Each line in the data holding "could" should be listed.

□ □ □ □ □ □ □

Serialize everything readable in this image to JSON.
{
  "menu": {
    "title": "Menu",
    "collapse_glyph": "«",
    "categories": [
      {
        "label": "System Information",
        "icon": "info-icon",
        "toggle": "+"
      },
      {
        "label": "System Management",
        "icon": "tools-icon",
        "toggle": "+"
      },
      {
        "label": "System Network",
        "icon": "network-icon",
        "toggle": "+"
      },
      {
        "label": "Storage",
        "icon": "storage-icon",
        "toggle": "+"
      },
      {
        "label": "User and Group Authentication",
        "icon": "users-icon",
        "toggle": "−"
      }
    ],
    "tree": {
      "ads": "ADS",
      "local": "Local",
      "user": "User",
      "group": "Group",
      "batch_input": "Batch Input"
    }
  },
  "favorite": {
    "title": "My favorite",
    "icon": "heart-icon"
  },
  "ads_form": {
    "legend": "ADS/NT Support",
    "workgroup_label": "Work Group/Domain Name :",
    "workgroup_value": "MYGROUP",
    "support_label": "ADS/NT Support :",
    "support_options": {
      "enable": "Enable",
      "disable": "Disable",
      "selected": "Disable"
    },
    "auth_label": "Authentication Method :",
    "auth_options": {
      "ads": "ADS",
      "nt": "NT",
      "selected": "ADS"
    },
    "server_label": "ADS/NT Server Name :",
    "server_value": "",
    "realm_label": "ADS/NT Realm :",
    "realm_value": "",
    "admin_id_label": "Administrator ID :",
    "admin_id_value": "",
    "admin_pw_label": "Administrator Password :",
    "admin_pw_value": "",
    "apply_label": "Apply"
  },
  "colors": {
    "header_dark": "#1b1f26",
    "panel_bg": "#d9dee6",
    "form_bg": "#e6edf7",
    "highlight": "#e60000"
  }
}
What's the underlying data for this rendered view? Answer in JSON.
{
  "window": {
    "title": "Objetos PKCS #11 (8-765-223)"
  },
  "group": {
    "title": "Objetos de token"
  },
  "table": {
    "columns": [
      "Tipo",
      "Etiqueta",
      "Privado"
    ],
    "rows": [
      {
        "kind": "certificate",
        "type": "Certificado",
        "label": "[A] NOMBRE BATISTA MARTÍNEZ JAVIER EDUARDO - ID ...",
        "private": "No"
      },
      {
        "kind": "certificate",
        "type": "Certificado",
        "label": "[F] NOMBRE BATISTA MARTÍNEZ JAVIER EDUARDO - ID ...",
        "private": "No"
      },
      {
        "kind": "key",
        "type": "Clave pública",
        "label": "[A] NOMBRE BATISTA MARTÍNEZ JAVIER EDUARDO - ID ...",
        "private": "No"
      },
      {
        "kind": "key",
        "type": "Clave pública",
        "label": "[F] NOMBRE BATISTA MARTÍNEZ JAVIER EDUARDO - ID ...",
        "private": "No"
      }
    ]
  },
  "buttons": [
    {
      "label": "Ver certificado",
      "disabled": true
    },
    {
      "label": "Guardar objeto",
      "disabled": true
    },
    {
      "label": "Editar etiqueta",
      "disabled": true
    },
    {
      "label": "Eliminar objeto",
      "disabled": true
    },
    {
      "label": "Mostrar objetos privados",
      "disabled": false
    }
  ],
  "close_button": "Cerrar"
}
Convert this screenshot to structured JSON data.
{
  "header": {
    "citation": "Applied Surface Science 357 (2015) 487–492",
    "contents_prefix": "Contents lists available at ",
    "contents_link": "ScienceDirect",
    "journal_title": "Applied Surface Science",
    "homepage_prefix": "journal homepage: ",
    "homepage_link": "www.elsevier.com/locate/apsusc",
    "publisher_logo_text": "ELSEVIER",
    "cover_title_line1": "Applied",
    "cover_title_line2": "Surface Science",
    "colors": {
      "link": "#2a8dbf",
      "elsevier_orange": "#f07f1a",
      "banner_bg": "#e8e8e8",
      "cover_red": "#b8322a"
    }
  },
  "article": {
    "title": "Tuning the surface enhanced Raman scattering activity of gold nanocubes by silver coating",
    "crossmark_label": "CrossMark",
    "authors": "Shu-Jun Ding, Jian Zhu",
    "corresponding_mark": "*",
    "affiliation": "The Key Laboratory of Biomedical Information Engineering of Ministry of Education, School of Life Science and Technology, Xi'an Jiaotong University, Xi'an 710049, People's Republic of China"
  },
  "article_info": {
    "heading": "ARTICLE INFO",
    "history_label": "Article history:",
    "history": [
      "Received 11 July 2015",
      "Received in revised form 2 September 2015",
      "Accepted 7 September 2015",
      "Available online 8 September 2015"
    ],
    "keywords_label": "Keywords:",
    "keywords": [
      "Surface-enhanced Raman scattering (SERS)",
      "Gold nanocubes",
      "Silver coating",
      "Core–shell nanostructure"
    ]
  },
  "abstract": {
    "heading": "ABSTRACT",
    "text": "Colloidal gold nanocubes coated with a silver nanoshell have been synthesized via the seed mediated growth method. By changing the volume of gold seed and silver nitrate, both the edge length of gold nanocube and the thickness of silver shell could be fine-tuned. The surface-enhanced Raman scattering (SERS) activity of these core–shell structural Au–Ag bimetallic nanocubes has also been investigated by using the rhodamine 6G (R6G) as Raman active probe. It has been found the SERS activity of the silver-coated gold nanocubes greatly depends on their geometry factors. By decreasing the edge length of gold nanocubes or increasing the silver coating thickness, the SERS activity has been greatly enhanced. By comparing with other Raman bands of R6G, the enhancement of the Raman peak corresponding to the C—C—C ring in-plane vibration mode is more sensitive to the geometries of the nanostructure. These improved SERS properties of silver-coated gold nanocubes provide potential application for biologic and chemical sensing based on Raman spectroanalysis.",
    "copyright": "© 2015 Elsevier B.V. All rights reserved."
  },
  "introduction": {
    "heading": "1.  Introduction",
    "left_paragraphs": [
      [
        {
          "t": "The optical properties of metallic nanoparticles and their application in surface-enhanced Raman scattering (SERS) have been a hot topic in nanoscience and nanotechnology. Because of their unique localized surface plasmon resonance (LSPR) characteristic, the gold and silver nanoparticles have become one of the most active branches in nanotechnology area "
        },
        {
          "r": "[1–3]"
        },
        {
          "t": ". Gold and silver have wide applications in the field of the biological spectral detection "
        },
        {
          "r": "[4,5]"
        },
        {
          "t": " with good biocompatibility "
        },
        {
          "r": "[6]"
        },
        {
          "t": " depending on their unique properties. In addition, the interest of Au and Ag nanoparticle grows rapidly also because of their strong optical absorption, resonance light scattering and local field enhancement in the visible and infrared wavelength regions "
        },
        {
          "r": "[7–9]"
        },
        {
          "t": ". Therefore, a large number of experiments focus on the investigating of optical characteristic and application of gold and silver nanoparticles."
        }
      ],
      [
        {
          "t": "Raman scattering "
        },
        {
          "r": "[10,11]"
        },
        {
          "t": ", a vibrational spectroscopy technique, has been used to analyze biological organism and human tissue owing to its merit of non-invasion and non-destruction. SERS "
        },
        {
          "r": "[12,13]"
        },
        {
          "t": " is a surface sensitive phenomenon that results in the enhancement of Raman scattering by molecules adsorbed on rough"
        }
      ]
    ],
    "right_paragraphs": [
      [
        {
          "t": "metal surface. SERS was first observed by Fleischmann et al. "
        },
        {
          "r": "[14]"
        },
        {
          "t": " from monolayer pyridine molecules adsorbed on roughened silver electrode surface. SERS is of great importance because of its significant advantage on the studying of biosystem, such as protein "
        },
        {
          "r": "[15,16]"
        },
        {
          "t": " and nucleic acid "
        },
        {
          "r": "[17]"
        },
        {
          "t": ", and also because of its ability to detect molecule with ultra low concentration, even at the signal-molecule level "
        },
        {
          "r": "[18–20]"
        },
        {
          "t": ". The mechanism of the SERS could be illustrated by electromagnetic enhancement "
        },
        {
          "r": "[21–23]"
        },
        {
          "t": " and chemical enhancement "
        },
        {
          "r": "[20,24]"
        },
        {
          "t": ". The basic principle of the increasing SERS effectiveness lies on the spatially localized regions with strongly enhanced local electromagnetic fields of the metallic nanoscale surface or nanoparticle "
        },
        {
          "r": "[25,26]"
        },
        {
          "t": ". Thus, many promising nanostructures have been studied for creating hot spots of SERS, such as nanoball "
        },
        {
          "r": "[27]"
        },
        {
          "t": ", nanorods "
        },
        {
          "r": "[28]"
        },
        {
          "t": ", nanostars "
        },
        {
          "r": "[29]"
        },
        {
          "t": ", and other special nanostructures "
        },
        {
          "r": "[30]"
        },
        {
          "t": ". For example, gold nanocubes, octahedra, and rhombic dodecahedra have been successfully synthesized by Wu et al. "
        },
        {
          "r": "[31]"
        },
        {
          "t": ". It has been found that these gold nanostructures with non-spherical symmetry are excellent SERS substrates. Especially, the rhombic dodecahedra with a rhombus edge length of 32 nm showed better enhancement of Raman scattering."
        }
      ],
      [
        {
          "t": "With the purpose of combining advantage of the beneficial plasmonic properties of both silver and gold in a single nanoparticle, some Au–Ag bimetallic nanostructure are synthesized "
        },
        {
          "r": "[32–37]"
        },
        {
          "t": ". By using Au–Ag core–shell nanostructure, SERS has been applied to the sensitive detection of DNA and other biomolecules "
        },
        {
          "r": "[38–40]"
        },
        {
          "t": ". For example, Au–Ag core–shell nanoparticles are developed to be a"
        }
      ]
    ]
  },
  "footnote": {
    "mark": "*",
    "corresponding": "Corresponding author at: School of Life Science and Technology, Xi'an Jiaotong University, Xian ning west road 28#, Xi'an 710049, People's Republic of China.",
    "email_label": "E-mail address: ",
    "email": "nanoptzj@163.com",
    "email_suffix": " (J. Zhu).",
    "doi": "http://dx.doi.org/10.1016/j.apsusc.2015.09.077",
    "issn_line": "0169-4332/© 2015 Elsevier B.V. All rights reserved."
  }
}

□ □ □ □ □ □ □

» **Written solution**:
    "text": "Colloidal gold nanocubes coated with a silver nanoshell have been synthesized via the seed mediated growth method. By changing the volume of gold seed and silver nitrate, both the edge length of gold nanocube and the thickness of silver shell could be fine-tuned. The surface-enhanced Raman scattering (SERS) activity of these core–shell structural Au–Ag bimetallic nanocubes has also been investigated by using the rhodamine 6G (R6G) as Raman active probe. It has been found the SERS activity of the silver-coated gold nanocubes greatly depends on their geometry factors. By decreasing the edge length of gold nanocubes or increasing the silver coating thickness, the SERS activity has been greatly enhanced. By comparing with other Raman bands of R6G, the enhancement of the Raman peak corresponding to the C—C—C ring in-plane vibration mode is more sensitive to the geometries of the nanostructure. These improved SERS properties of silver-coated gold nanocubes provide potential application for biologic and chemical sensing based on Raman spectroanalysis.",
          "t": ". The mechanism of the SERS could be illustrated by electromagnetic enhancement "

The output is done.